MATERIAL SUPPLIED:
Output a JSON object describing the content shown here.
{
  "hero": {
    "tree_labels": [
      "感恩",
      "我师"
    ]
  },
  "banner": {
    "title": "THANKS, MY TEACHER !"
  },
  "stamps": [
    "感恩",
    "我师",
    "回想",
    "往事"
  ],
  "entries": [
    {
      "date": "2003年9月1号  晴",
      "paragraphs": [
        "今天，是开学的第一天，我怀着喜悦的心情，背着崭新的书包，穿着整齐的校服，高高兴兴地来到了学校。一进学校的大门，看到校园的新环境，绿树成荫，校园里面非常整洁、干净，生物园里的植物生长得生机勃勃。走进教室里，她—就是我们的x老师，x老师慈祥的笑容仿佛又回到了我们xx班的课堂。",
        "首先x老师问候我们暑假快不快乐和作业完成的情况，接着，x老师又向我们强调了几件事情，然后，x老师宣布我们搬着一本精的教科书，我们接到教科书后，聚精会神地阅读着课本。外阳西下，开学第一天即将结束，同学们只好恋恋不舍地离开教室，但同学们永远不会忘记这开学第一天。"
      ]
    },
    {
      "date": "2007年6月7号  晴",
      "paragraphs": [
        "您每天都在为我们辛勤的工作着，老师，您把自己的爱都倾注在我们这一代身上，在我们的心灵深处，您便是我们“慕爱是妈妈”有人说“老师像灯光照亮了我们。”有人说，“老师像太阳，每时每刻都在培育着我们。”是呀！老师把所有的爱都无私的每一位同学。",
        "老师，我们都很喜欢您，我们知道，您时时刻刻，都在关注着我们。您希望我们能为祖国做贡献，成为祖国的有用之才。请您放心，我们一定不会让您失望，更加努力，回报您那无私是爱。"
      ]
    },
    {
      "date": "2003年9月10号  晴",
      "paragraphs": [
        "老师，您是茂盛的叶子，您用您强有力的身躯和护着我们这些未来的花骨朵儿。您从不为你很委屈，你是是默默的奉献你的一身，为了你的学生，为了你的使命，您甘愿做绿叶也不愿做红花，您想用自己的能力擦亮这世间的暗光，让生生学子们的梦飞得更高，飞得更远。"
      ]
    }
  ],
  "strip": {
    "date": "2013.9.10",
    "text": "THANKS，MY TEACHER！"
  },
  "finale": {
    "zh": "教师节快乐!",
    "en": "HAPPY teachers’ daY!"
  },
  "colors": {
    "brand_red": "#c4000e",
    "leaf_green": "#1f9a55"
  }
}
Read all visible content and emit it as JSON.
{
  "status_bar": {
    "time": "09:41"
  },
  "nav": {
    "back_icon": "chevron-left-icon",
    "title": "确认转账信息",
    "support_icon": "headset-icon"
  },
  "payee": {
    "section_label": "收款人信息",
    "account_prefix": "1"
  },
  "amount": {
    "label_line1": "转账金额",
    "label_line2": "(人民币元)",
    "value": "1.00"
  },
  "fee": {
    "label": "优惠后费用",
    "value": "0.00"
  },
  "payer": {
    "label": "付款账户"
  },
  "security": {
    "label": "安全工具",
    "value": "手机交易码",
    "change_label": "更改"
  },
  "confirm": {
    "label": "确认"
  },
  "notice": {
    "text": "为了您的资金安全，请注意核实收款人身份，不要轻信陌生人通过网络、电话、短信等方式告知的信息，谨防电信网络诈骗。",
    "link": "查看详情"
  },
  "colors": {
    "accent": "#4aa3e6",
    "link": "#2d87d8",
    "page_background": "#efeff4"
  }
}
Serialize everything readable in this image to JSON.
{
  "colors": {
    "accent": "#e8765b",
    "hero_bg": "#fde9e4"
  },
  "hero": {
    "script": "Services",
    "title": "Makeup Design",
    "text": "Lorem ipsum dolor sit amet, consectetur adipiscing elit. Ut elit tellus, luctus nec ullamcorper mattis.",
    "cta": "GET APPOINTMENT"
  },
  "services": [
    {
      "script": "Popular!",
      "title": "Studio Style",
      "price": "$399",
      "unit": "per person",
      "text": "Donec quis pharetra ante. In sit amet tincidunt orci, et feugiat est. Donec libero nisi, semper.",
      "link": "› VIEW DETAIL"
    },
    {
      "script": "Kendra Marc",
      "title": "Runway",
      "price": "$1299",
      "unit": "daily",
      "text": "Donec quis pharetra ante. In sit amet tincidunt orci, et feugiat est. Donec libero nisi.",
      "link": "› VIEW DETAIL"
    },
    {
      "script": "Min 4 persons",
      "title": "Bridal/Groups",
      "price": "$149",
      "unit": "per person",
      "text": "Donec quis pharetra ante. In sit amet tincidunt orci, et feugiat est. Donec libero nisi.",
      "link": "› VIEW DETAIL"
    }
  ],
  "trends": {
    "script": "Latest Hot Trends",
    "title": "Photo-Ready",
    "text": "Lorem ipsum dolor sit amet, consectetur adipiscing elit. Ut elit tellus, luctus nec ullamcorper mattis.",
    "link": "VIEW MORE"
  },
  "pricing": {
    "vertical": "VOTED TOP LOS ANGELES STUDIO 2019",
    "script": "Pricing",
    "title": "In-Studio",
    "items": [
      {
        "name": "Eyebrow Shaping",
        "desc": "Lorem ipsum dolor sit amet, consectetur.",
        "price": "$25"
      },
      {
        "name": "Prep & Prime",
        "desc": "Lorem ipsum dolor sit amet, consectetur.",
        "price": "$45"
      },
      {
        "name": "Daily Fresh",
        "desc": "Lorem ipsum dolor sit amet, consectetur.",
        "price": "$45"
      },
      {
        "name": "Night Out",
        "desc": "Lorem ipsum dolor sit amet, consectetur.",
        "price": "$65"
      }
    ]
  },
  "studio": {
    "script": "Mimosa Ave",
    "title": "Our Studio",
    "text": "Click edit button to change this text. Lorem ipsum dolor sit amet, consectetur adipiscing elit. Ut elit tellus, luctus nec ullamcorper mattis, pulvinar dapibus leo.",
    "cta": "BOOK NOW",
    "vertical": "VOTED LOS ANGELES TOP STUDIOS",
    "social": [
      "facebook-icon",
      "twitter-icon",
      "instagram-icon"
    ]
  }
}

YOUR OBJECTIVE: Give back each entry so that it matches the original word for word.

RESULT OF THE TASK:
Output a JSON object describing the content shown here.
{
  "hero": {
    "tree_labels": [
      "感恩",
      "我师"
    ]
  },
  "banner": {
    "title": "THANKS, MY TEACHER !"
  },
  "stamps": [
    "感恩",
    "我师",
    "回想",
    "往事"
  ],
  "entries": [
    {
      "date": "2003年9月1号  晴",
      "paragraphs": [
        "今天，是开学的第一天，我怀着喜悦的心情，背着崭新的书包，穿着整齐的校服，高高兴兴地来到了学校。一进学校的大门，看到校园的新环境，绿树成荫，校园里面非常整洁、干净，生物园里的植物生长得生机勃勃。走进教室里，她—就是我们的x老师，x老师慈祥的笑容仿佛又回到了我们xx班的课堂。",
        "首先x老师问候我们暑假快不快乐和作业完成的情况，接着，x老师又向我们强调了几件事情，然后，x老师宣布我们搬着一本精的教科书，我们接到教科书后，聚精会神地阅读着课本。外阳西下，开学第一天即将结束，同学们只好恋恋不舍地离开教室，但同学们永远不会忘记这开学第一天。"
      ]
    },
    {
      "date": "2007年6月7号  晴",
      "paragraphs": [
        "您每天都在为我们辛勤的工作着，老师，您把自己的爱都倾注在我们这一代身上，在我们的心灵深处，您便是我们“慕爱是妈妈”有人说“老师像灯光照亮了我们。”有人说，“老师像太阳，每时每刻都在培育着我们。”是呀！老师把所有的爱都无私的每一位同学。",
        "老师，我们都很喜欢您，我们知道，您时时刻刻，都在关注着我们。您希望我们能为祖国做贡献，成为祖国的有用之才。请您放心，我们一定不会让您失望，更加努力，回报您那无私是爱。"
      ]
    },
    {
      "date": "2003年9月10号  晴",
      "paragraphs": [
        "老师，您是茂盛的叶子，您用您强有力的身躯和护着我们这些未来的花骨朵儿。您从不为你很委屈，你是是默默的奉献你的一身，为了你的学生，为了你的使命，您甘愿做绿叶也不愿做红花，您想用自己的能力擦亮这世间的暗光，让生生学子们的梦飞得更高，飞得更远。"
      ]
    }
  ],
  "strip": {
    "date": "2013.9.10",
    "text": "THANKS，MY TEACHER！"
  },
  "finale": {
    "zh": "教师节快乐!",
    "en": "HAPPY teachers’ daY!"
  },
  "colors": {
    "brand_red": "#c4000e",
    "leaf_green": "#1f9a55"
  }
}
Read all visible content and emit it as JSON.
{
  "status_bar": {
    "time": "09:41"
  },
  "nav": {
    "back_icon": "chevron-left-icon",
    "title": "确认转账信息",
    "support_icon": "headset-icon"
  },
  "payee": {
    "section_label": "收款人信息",
    "account_prefix": "1"
  },
  "amount": {
    "label_line1": "转账金额",
    "label_line2": "(人民币元)",
    "value": "1.00"
  },
  "fee": {
    "label": "优惠后费用",
    "value": "0.00"
  },
  "payer": {
    "label": "付款账户"
  },
  "security": {
    "label": "安全工具",
    "value": "手机交易码",
    "change_label": "更改"
  },
  "confirm": {
    "label": "确认"
  },
  "notice": {
    "text": "为了您的资金安全，请注意核实收款人身份，不要轻信陌生人通过网络、电话、短信等方式告知的信息，谨防电信网络诈骗。",
    "link": "查看详情"
  },
  "colors": {
    "accent": "#4aa3e6",
    "link": "#2d87d8",
    "page_background": "#efeff4"
  }
}
Serialize everything readable in this image to JSON.
{
  "colors": {
    "accent": "#e8765b",
    "hero_bg": "#fde9e4"
  },
  "hero": {
    "script": "Services",
    "title": "Makeup Design",
    "text": "Lorem ipsum dolor sit amet, consectetur adipiscing elit. Ut elit tellus, luctus nec ullamcorper mattis.",
    "cta": "GET APPOINTMENT"
  },
  "services": [
    {
      "script": "Popular!",
      "title": "Studio Style",
      "price": "$399",
      "unit": "per person",
      "text": "Donec quis pharetra ante. In sit amet tincidunt orci, et feugiat est. Donec libero nisi, semper.",
      "link": "› VIEW DETAIL"
    },
    {
      "script": "Kendra Marc",
      "title": "Runway",
      "price": "$1299",
      "unit": "daily",
      "text": "Donec quis pharetra ante. In sit amet tincidunt orci, et feugiat est. Donec libero nisi.",
      "link": "› VIEW DETAIL"
    },
    {
      "script": "Min 4 persons",
      "title": "Bridal/Groups",
      "price": "$149",
      "unit": "per person",
      "text": "Donec quis pharetra ante. In sit amet tincidunt orci, et feugiat est. Donec libero nisi.",
      "link": "› VIEW DETAIL"
    }
  ],
  "trends": {
    "script": "Latest Hot Trends",
    "title": "Photo-Ready",
    "text": "Lorem ipsum dolor sit amet, consectetur adipiscing elit. Ut elit tellus, luctus nec ullamcorper mattis.",
    "link": "VIEW MORE"
  },
  "pricing": {
    "vertical": "VOTED TOP LOS ANGELES STUDIO 2019",
    "script": "Pricing",
    "title": "In-Studio",
    "items": [
      {
        "name": "Eyebrow Shaping",
        "desc": "Lorem ipsum dolor sit amet, consectetur.",
        "price": "$25"
      },
      {
        "name": "Prep & Prime",
        "desc": "Lorem ipsum dolor sit amet, consectetur.",
        "price": "$45"
      },
      {
        "name": "Daily Fresh",
        "desc": "Lorem ipsum dolor sit amet, consectetur.",
        "price": "$45"
      },
      {
        "name": "Night Out",
        "desc": "Lorem ipsum dolor sit amet, consectetur.",
        "price": "$65"
      }
    ]
  },
  "studio": {
    "script": "Mimosa Ave",
    "title": "Our Studio",
    "text": "Click edit button to change this text. Lorem ipsum dolor sit amet, consectetur adipiscing elit. Ut elit tellus, luctus nec ullamcorper mattis, pulvinar dapibus leo.",
    "cta": "BOOK NOW",
    "vertical": "VOTED LOS ANGELES TOP STUDIOS",
    "social": [
      "facebook-icon",
      "twitter-icon",
      "instagram-icon"
    ]
  }
}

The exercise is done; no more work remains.